Conclusion to Part I
Around 2009, climate engineering gained policy traction as a ‘bad idea whose time has come’, as we have seen in Chapter 1.1 Instead of invoking positive visions of socio-technical innovation, it emerged as a controversial last resort option, a daunting Plan B that humanity must consider when facing the impending climate crisis. This conflicted status of climate engineering raises important questions for science and science policy scholarship: depending on where we stand, the question is either how these measures have earned a spot in policy agendas despite their enormous scientific complexities and fierce political contestation. Or the question is why these measures have only emerged as a last resort measure despite their much-reiterated promise to tackle one of the most pressing challenges of our time. By raising these questions, this book seeks to dissect this contested innovation process and to confront notions of choicelessness in dealing with this debate. Specifically, it retraces the ‘career’ of climate engineering as a product of historically grown science-politics interrelations. This book asks for the kinds of science-politics alliances that came to cast climate change as an engineering challenge and established the concept of technological climate intervention as the controversial policy measure that it is today.

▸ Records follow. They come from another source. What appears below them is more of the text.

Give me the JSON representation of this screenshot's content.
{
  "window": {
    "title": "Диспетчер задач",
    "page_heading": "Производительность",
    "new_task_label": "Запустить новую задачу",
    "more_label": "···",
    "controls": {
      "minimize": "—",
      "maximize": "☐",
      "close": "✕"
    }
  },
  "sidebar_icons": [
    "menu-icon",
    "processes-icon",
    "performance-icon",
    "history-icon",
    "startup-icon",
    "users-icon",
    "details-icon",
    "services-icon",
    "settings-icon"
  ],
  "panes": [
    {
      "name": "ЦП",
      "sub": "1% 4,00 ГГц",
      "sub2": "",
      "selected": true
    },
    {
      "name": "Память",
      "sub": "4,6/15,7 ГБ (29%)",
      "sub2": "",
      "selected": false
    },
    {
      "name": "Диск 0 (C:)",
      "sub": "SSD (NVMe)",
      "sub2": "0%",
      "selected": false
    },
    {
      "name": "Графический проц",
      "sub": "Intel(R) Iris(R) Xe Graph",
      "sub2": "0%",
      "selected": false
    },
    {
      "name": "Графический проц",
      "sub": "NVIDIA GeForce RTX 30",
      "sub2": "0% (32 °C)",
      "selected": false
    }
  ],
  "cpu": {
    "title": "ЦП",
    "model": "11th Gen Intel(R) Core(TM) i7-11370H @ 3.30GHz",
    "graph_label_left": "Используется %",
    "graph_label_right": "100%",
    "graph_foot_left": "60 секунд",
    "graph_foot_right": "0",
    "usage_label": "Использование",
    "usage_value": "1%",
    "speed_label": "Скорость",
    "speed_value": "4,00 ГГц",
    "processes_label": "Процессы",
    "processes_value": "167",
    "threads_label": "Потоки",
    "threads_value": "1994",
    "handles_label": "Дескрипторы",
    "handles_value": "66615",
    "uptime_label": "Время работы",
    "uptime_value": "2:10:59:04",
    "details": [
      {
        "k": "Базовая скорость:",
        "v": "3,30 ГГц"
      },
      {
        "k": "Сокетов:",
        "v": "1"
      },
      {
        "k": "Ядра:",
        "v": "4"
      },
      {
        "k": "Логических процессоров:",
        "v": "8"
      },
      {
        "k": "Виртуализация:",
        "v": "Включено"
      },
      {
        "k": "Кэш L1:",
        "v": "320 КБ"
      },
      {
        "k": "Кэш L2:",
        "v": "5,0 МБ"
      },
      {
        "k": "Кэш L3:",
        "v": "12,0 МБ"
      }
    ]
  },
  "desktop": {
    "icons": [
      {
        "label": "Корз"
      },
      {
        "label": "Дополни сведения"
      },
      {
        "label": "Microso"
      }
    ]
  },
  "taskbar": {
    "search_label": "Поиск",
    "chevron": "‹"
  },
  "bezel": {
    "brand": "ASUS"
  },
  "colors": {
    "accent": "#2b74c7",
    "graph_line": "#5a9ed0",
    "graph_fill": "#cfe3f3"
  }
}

In the first part of the book, we began this journey through the lens of politics. We saw how climate engineering began to materialise in the political realm in two distinct contexts. First, Chapter 2 illustrated how climate engineering became established as a political issue in its own right when experts and policymakers began producing an ‘official record’ on the topic around 2009. Climate engineering materialised here as subject to a kind of ‘staged advice’. Via congressional expert testimonies, legislative and scientific assessment reports, scientific experts essentially ‘assembled’ climate engineering as a potential policy measure.2 These records established climate engineering as matter of fact(s); they defined its status as a potential policy tool. As a result, these records essentially seem to de-politicise the emerging politics of climate engineering. Despite their political importance in determining the very stakes of the debate, climate engineering appears here in neat packages of relevant facts. These are apparently shielded from the future politics on this issue that merely loom over these accounts in the form of informed decisions that will follow somewhere down the line.
Secondly, Chapter 2 suggested how climate engineering became structurally internalised by the political system. Drawing on the ‘official record’ on the issue, climate engineering appeared as a category along which policymakers and scientific advisors ‘inventoried’ already existing expert capacities within and beyond the federal bureaucracy and respectively sought to steer their further development. Climate engineering in this context appeared as both already existing and entirely new: it provided a category that shed new light on a historically developed infrastructure of climate science expertise in the federal bureaucracy.
Making sense of the emerging politics of climate engineering is thus not merely a question of who or what managed to place a somehow predetermined issue on the political agenda. It is rather a question of how politics came to look at the issue of climate change in these terms of climatological intervention and control; how the state adopted this perspective; how it both cultivated and internalised this particular mode of observing, problematising, and tackling climate change. To quote Allan, making sense of the emerging politics of climate engineering requires considering how ‘the history of the governance object is bound up with the history of knowledge production in scientific disciplines and expert groups’.3 This first part of the book has set the stage for this endeavour, hinting at the complex interplay of science and politics in shaping this career of climate engineering. It has suggested how science comes to bear on politics, not primarily in an advisory role or as a robust and solid ground for political decision-making. Again, the politics of climate engineering cannot be merely boiled down to a discrete decision which needs expert guidance. Much more importantly, we have seen how the very notion of climate engineering essentially links various lines of scientific research to the political challenge of governing climate change. Climate engineering, in this sense, is neither simply a line of scientific research that has become politically relevant, nor is it simply a political project of control that has guided scientific research. Instead, climate engineering emerged precisely from the interrelation of science and politics. This suggests that in order to make sense of climate engineering as something new and controversial, we need to understand it as something historically contingent. That is, to reflect on how to move forward, we first must look back.